=== Section Start ===
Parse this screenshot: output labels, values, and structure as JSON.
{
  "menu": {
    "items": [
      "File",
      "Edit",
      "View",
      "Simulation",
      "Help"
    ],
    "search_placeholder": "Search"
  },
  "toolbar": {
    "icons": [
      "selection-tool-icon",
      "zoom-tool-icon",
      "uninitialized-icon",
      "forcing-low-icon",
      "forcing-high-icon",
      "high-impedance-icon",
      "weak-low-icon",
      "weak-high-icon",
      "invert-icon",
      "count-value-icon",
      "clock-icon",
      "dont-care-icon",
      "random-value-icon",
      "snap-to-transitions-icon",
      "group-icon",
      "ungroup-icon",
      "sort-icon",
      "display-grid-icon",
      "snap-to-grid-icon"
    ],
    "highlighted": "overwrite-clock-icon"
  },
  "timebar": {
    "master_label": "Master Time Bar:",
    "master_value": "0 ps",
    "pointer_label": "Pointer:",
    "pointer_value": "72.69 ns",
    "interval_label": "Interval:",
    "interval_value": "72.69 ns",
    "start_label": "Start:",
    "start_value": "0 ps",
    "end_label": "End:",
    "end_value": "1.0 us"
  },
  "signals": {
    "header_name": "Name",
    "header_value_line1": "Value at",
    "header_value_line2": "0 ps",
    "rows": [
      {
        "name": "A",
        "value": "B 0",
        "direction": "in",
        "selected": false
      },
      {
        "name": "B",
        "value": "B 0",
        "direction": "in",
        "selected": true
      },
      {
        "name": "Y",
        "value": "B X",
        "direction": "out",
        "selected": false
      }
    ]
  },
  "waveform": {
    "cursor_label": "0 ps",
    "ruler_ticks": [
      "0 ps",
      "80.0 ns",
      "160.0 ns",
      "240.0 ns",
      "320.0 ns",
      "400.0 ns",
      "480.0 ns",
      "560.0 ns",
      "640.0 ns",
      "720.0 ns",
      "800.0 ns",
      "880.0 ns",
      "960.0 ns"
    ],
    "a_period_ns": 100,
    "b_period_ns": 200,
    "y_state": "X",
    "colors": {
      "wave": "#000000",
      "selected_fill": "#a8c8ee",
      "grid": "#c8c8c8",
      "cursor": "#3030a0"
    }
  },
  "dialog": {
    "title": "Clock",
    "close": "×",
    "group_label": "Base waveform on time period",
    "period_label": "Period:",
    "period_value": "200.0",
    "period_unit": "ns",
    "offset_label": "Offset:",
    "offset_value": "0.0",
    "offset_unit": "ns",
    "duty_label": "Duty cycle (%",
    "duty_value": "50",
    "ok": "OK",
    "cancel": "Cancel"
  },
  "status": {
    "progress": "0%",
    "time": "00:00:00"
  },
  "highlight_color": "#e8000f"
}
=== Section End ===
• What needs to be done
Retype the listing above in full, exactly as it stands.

• Exercise solution
Parse this screenshot: output labels, values, and structure as JSON.
{
  "menu": {
    "items": [
      "File",
      "Edit",
      "View",
      "Simulation",
      "Help"
    ],
    "search_placeholder": "Search"
  },
  "toolbar": {
    "icons": [
      "selection-tool-icon",
      "zoom-tool-icon",
      "uninitialized-icon",
      "forcing-low-icon",
      "forcing-high-icon",
      "high-impedance-icon",
      "weak-low-icon",
      "weak-high-icon",
      "invert-icon",
      "count-value-icon",
      "clock-icon",
      "dont-care-icon",
      "random-value-icon",
      "snap-to-transitions-icon",
      "group-icon",
      "ungroup-icon",
      "sort-icon",
      "display-grid-icon",
      "snap-to-grid-icon"
    ],
    "highlighted": "overwrite-clock-icon"
  },
  "timebar": {
    "master_label": "Master Time Bar:",
    "master_value": "0 ps",
    "pointer_label": "Pointer:",
    "pointer_value": "72.69 ns",
    "interval_label": "Interval:",
    "interval_value": "72.69 ns",
    "start_label": "Start:",
    "start_value": "0 ps",
    "end_label": "End:",
    "end_value": "1.0 us"
  },
  "signals": {
    "header_name": "Name",
    "header_value_line1": "Value at",
    "header_value_line2": "0 ps",
    "rows": [
      {
        "name": "A",
        "value": "B 0",
        "direction": "in",
        "selected": false
      },
      {
        "name": "B",
        "value": "B 0",
        "direction": "in",
        "selected": true
      },
      {
        "name": "Y",
        "value": "B X",
        "direction": "out",
        "selected": false
      }
    ]
  },
  "waveform": {
    "cursor_label": "0 ps",
    "ruler_ticks": [
      "0 ps",
      "80.0 ns",
      "160.0 ns",
      "240.0 ns",
      "320.0 ns",
      "400.0 ns",
      "480.0 ns",
      "560.0 ns",
      "640.0 ns",
      "720.0 ns",
      "800.0 ns",
      "880.0 ns",
      "960.0 ns"
    ],
    "a_period_ns": 100,
    "b_period_ns": 200,
    "y_state": "X",
    "colors": {
      "wave": "#000000",
      "selected_fill": "#a8c8ee",
      "grid": "#c8c8c8",
      "cursor": "#3030a0"
    }
  },
  "dialog": {
    "title": "Clock",
    "close": "×",
    "group_label": "Base waveform on time period",
    "period_label": "Period:",
    "period_value": "200.0",
    "period_unit": "ns",
    "offset_label": "Offset:",
    "offset_value": "0.0",
    "offset_unit": "ns",
    "duty_label": "Duty cycle (%",
    "duty_value": "50",
    "ok": "OK",
    "cancel": "Cancel"
  },
  "status": {
    "progress": "0%",
    "time": "00:00:00"
  },
  "highlight_color": "#e8000f"
}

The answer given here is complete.